Many people who find themselves suddenly without financial assistance to purchase health insurance -– especially healthy people –- are likely to give up their coverage altogether. That would lead to a so-called “death spiral”: if healthy people pull out of the insurance market in those states, insurers could no longer rely on their premiums to help pay the health care costs of the sick people in the risk pool. Premium prices would then go up, or, insurance companies might decide it’s impossible to do business in those conditions and could leave those states altogether. As premium prices go up, still more people will drop their coverage.
Again, this will not happen in California.
Insurance Sold State-by-State
“Each state has its own risk pool, so the fact that other risk pools in other states are going into death spirals, will not have any direct impact on California,” said Joel Ario, managing director at Manatt Health Solutions, a consulting firm, and former insurance commissioner in Pennsylvania and Oregon.
The insurance industry is regulated state-by-state, he explained. Even insurance companies that operate nationally, like Aetna, Cigna, and Anthem, must be licensed in each separate state.
Premium prices are also set on a state-by-state basis, and even by regions within the state. They are based on the local cost of health care and what insurers are able to negotiate with local hospitals and health care providers. (That’s why premiums are so much more expensive in the San Francisco Bay Area, where the hospital industry is quite consolidated, compared to Los Angeles, where there’s much more competition.)
But what happens outside the state -– how premiums are calculated in Florida, Texas, or other states that might lose their subsidies -– has no bearing here.
“The good news for people in California is insurance doesn’t cross state lines,” said Levitt.
Still, Joel Ario suggests that there could be some longer-term, indirect ramifications for the 12 states, and Washington, D.C., that run their own health exchanges.
“Anytime you have a major catastrophe, like a hurricane in Florida or the Burwell case, it does affect the strength of the insurance market overall,” he said. “The weaker an insurer is, the less likely they will be competitive.”
Down the road, he said, it is possible that large national insurers who pull out of the individual market in states that lost subsidies, might decide to pull out of the individual market in other states that run their own exchanges. Or, insurers who decided to “wait and see” how things went in the first two years of the Affordable Care Act, might decide not to enter the individual market in any state. That would reduce competition.
Larry Levitt said that even that won’t happen in California.
“California is such a big state. Not one insurer will walk away from this market based on what’s going on in different parts of the country,” he said. “They’re not going anywhere."
Nicole Kasabian Evans of the California Association of Health Plans agreed.
“We’re the largest health care market in the nation,” she said. “California has embraced not just the exchange but Medicaid expansion, which makes our involvement in the Affordable Care Act even more significant and appealing to insurers.”

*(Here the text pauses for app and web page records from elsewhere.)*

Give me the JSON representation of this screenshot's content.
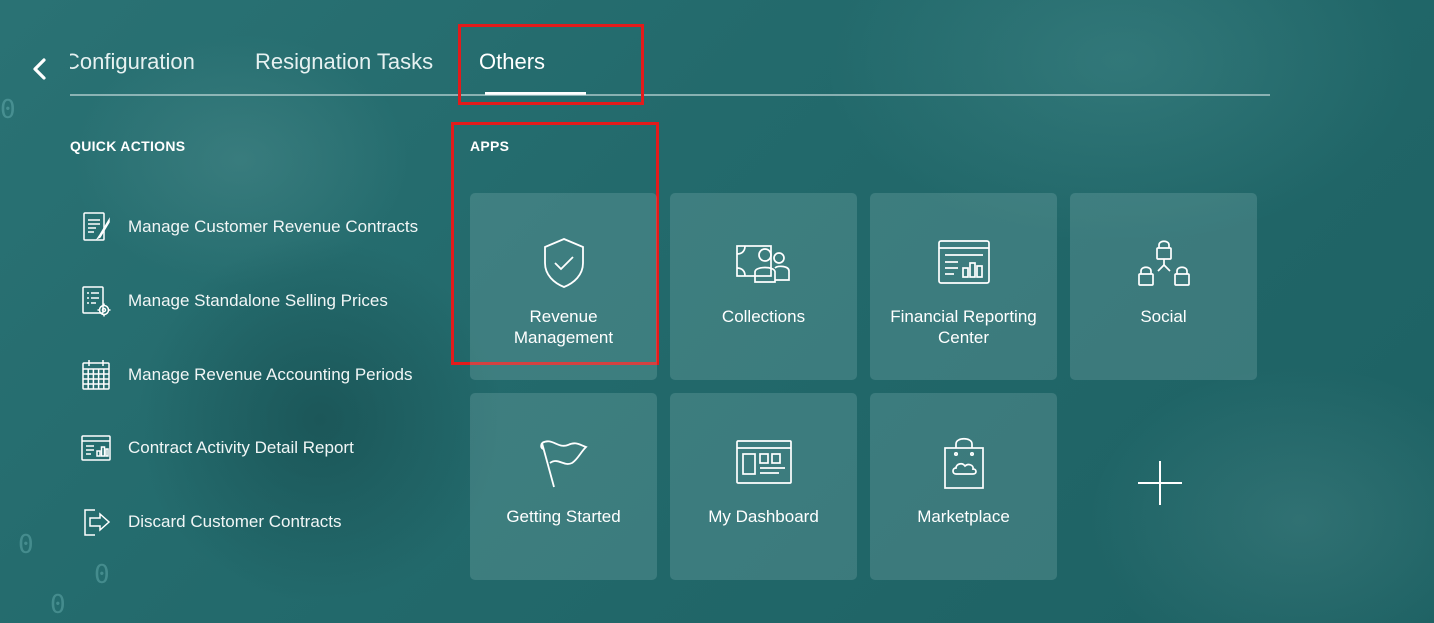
{
  "tabs": [
    {
      "label": "Configuration"
    },
    {
      "label": "Resignation Tasks"
    },
    {
      "label": "Others"
    }
  ],
  "quick_actions": {
    "title": "QUICK ACTIONS",
    "items": [
      {
        "label": "Manage Customer Revenue Contracts",
        "icon": "contract-document-icon"
      },
      {
        "label": "Manage Standalone Selling Prices",
        "icon": "list-settings-icon"
      },
      {
        "label": "Manage Revenue Accounting Periods",
        "icon": "calendar-icon"
      },
      {
        "label": "Contract Activity Detail Report",
        "icon": "report-chart-icon"
      },
      {
        "label": "Discard Customer Contracts",
        "icon": "exit-document-icon"
      }
    ]
  },
  "apps": {
    "title": "APPS",
    "tiles": [
      {
        "label": "Revenue Management",
        "icon": "shield-check-icon"
      },
      {
        "label": "Collections",
        "icon": "people-money-icon"
      },
      {
        "label": "Financial Reporting Center",
        "icon": "report-window-icon"
      },
      {
        "label": "Social",
        "icon": "social-network-icon"
      },
      {
        "label": "Getting Started",
        "icon": "flag-icon"
      },
      {
        "label": "My Dashboard",
        "icon": "dashboard-icon"
      },
      {
        "label": "Marketplace",
        "icon": "shopping-bag-icon"
      }
    ]
  },
  "colors": {
    "background": "#1f6466",
    "highlight": "#e31b1b",
    "tile": "rgba(160,200,200,0.22)"
  }
}
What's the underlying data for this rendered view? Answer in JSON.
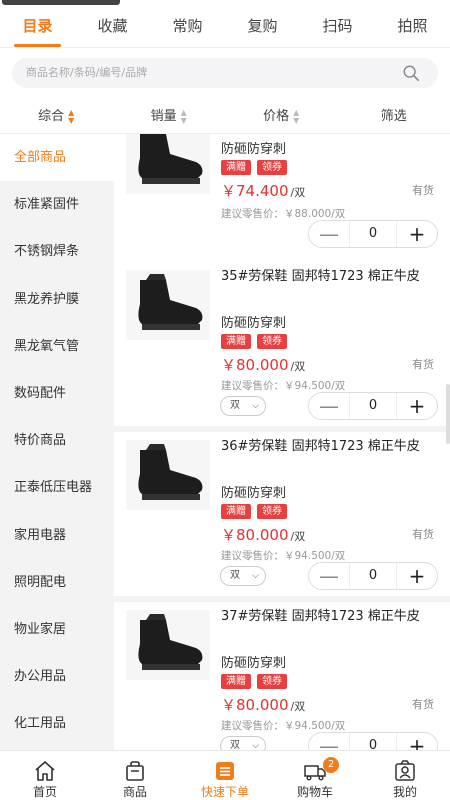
{
  "top_tabs": [
    "目录",
    "收藏",
    "常购",
    "复购",
    "扫码",
    "拍照"
  ],
  "search": {
    "placeholder": "商品名称/条码/编号/品牌"
  },
  "sort": [
    "综合",
    "销量",
    "价格",
    "筛选"
  ],
  "sidebar": [
    "全部商品",
    "标准紧固件",
    "不锈钢焊条",
    "黑龙养护膜",
    "黑龙氧气管",
    "数码配件",
    "特价商品",
    "正泰低压电器",
    "家用电器",
    "照明配电",
    "物业家居",
    "办公用品",
    "化工用品"
  ],
  "products": [
    {
      "name": "",
      "feature": "防砸防穿刺",
      "tags": [
        "满赠",
        "领券"
      ],
      "price": "￥74.400",
      "unit": "/双",
      "stock": "有货",
      "suggest": "建议零售价：￥88.000/双",
      "unit_select": "",
      "qty": "0"
    },
    {
      "name": "35#劳保鞋 固邦特1723 棉正牛皮",
      "feature": "防砸防穿刺",
      "tags": [
        "满赠",
        "领券"
      ],
      "price": "￥80.000",
      "unit": "/双",
      "stock": "有货",
      "suggest": "建议零售价：￥94.500/双",
      "unit_select": "双",
      "qty": "0"
    },
    {
      "name": "36#劳保鞋 固邦特1723 棉正牛皮",
      "feature": "防砸防穿刺",
      "tags": [
        "满赠",
        "领券"
      ],
      "price": "￥80.000",
      "unit": "/双",
      "stock": "有货",
      "suggest": "建议零售价：￥94.500/双",
      "unit_select": "双",
      "qty": "0"
    },
    {
      "name": "37#劳保鞋 固邦特1723 棉正牛皮",
      "feature": "防砸防穿刺",
      "tags": [
        "满赠",
        "领券"
      ],
      "price": "￥80.000",
      "unit": "/双",
      "stock": "有货",
      "suggest": "建议零售价：￥94.500/双",
      "unit_select": "双",
      "qty": "0"
    }
  ],
  "bottom_tabs": [
    "首页",
    "商品",
    "快速下单",
    "购物车",
    "我的"
  ],
  "cart_badge": "2",
  "colors": {
    "accent": "#f07d1a",
    "price": "#e83030",
    "tag": "#e84040"
  }
}
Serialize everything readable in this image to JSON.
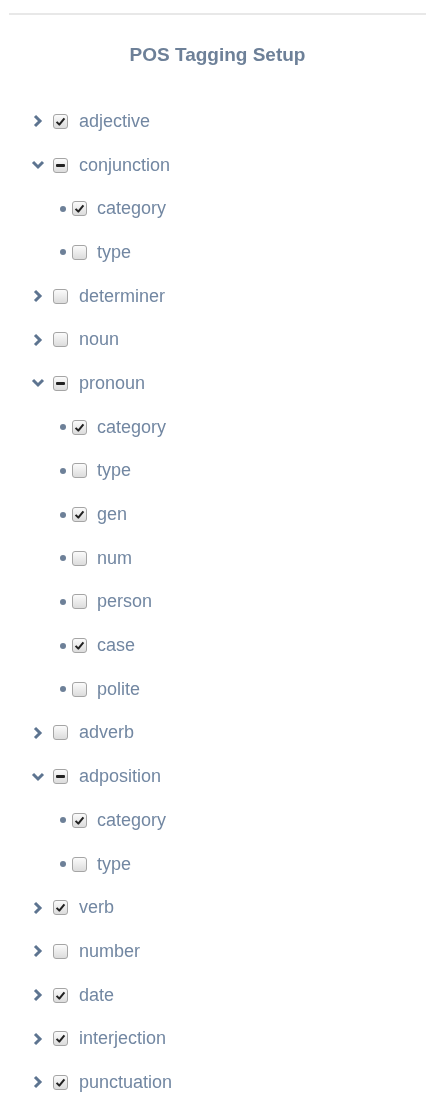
{
  "title": "POS Tagging Setup",
  "tree": [
    {
      "label": "adjective",
      "checked": true,
      "mixed": false,
      "expanded": false
    },
    {
      "label": "conjunction",
      "checked": false,
      "mixed": true,
      "expanded": true,
      "children": [
        {
          "label": "category",
          "checked": true
        },
        {
          "label": "type",
          "checked": false
        }
      ]
    },
    {
      "label": "determiner",
      "checked": false,
      "mixed": false,
      "expanded": false
    },
    {
      "label": "noun",
      "checked": false,
      "mixed": false,
      "expanded": false
    },
    {
      "label": "pronoun",
      "checked": false,
      "mixed": true,
      "expanded": true,
      "children": [
        {
          "label": "category",
          "checked": true
        },
        {
          "label": "type",
          "checked": false
        },
        {
          "label": "gen",
          "checked": true
        },
        {
          "label": "num",
          "checked": false
        },
        {
          "label": "person",
          "checked": false
        },
        {
          "label": "case",
          "checked": true
        },
        {
          "label": "polite",
          "checked": false
        }
      ]
    },
    {
      "label": "adverb",
      "checked": false,
      "mixed": false,
      "expanded": false
    },
    {
      "label": "adposition",
      "checked": false,
      "mixed": true,
      "expanded": true,
      "children": [
        {
          "label": "category",
          "checked": true
        },
        {
          "label": "type",
          "checked": false
        }
      ]
    },
    {
      "label": "verb",
      "checked": true,
      "mixed": false,
      "expanded": false
    },
    {
      "label": "number",
      "checked": false,
      "mixed": false,
      "expanded": false
    },
    {
      "label": "date",
      "checked": true,
      "mixed": false,
      "expanded": false
    },
    {
      "label": "interjection",
      "checked": true,
      "mixed": false,
      "expanded": false
    },
    {
      "label": "punctuation",
      "checked": true,
      "mixed": false,
      "expanded": false
    }
  ]
}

The vast majority of people who get their health coverage through Medi-Cal, California’s version of Medicaid that provides health insurance for the poor, are part of a managed care plan operated by an insurer. Both Anthem and Kaiser, for example, manage some of these plans, and are also big players on the exchange.
L.A. Care Health Plan, which provides coverage to low-income Los Angeles residents, covered only Medi-Cal patients before Obamacare took effect. But after, it moved into the commercial market as well, providing coverage for people who move back and forth between Medi-Cal and private coverage because of changes in their income that shift them above or below the eligibility threshold for Medi-Cal.
The lingering question for California, if the Court strikes down subsidies, is what happens when Congress starts proposing fixes. Republican lawmakers have drafted bills that would restore subsidies in states that lost them, but would also undercut key provisions of the Affordable Care Act that apply to all states, like the individual mandate that requires all people to have insurance and helps prevent death spirals.
“That would have an effect on the insurance market, including California,” Ario says. “But I don’t think any of those [bills] will pass.”
Health advocates say Democratic lawmakers would object to such proposals.
"It is impossible to imagine President Obama, or Democratic Congressional leaders like Nancy Pelosi of California ... agreeing to a compromise that undermines coverage and access to care in their home state," said Anthony Wright, executive director of Health Access.